“We actually just got our roof back on within about two months ago,” Robert McMahon, owner of Southern Fresh Farms, said.
Some were hit worse than others.
’It really did require a six week start over after the damage of our main lettuce crop,” Christine Lindsey, Vice President of Pine Island Botanicals, said.
The Lee County Farm Service Agency said citrus, clam beds, and nurseries are still hurting from the hurricane.
But what about row crops?
Fruits and vegetables alone lost $180 million in Florida’s agriculture production because of Hurricane Irma.
“We still had about 5,000 acres of tomatoes, peppers, squash, melons, eggplants had been planted and were completely destroyed. 100 percent,” Gene McAvoy said, who is the regional vegetable extension agent at the University of Florida.
The hurricane hit when fruits and vegetables were starting to grow.
“It’s tough to get a late storm — especially in the farming industry,” McMahon said. “Especially after you get things in the ground.”
The plastic covering the ground was ripped up, which is expensive to repair.
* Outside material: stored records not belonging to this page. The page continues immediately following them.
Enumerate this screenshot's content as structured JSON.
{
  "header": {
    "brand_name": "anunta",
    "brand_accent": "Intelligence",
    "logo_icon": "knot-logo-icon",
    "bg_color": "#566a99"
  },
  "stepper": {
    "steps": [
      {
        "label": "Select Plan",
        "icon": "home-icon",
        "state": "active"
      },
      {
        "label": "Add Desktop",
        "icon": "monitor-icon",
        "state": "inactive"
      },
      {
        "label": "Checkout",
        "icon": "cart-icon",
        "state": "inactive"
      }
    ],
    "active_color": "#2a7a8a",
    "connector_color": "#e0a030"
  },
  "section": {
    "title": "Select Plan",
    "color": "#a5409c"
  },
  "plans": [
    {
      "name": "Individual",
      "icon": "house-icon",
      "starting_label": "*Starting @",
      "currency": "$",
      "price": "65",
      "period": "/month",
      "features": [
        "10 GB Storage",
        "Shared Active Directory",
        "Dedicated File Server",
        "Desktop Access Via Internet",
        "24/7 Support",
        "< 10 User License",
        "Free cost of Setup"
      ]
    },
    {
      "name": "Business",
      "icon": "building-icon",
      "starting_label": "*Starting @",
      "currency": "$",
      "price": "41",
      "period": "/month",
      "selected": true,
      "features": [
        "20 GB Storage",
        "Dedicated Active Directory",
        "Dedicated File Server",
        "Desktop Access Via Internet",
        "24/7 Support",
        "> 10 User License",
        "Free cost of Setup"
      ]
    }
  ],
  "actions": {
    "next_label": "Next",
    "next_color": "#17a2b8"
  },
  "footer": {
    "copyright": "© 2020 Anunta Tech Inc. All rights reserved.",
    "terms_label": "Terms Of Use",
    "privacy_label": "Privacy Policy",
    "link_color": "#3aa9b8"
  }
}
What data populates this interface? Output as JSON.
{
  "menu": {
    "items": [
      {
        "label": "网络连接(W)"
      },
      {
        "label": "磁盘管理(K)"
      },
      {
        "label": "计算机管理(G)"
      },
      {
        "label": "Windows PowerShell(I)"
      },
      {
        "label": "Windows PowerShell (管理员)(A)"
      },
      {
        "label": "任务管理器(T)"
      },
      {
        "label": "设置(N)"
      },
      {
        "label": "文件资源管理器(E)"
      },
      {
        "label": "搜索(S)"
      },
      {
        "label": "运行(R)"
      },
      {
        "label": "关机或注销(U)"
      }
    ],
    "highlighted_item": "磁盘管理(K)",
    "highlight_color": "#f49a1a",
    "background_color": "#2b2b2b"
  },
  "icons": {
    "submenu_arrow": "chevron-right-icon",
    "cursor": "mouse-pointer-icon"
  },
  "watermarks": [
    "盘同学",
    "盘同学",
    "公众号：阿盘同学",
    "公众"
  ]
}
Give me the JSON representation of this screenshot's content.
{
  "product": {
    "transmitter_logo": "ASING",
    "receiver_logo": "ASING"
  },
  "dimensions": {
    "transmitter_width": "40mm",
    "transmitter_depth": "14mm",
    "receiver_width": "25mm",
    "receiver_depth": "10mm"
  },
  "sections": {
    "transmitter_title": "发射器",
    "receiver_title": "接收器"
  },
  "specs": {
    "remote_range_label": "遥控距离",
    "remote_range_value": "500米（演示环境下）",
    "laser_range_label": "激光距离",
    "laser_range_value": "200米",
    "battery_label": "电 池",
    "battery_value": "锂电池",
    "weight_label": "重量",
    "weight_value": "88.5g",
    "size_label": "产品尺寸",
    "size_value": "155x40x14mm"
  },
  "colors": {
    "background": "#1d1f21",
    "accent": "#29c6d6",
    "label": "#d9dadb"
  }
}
“So we had 15,000 acres times $2500,” McAvoy said, “and that was also completely lost.”
That’s $37.5 million.
“It costs about $10,000 to grow an acre of tomatoes these days,” McAvoy said. “And another $5,000 to harvest those acres of tomatoes.”
But for small farms, the story is different. Pine Island Botanicals had to replace plastic on their roofs. Overall damage wasn’t bad for them.
“We were really lucky, that’s what I have to say,” Lindsey said. “As a small farmer, we diversified. We’re trying to grow everything that either takes us a week or we have fruit trees.”
But, it can still hurt.
“You have limited resources as far as help and labor, it takes you some time to recoup from a lot of damage,” McMahon said.
The federal government approved $2.3 billion to help agriculture in Florida after Hurricane Irma, and farmers can still apply for disaster assistance programs by going to the Florida Farm Service Agency’s website.
Reporting by Anna Kohls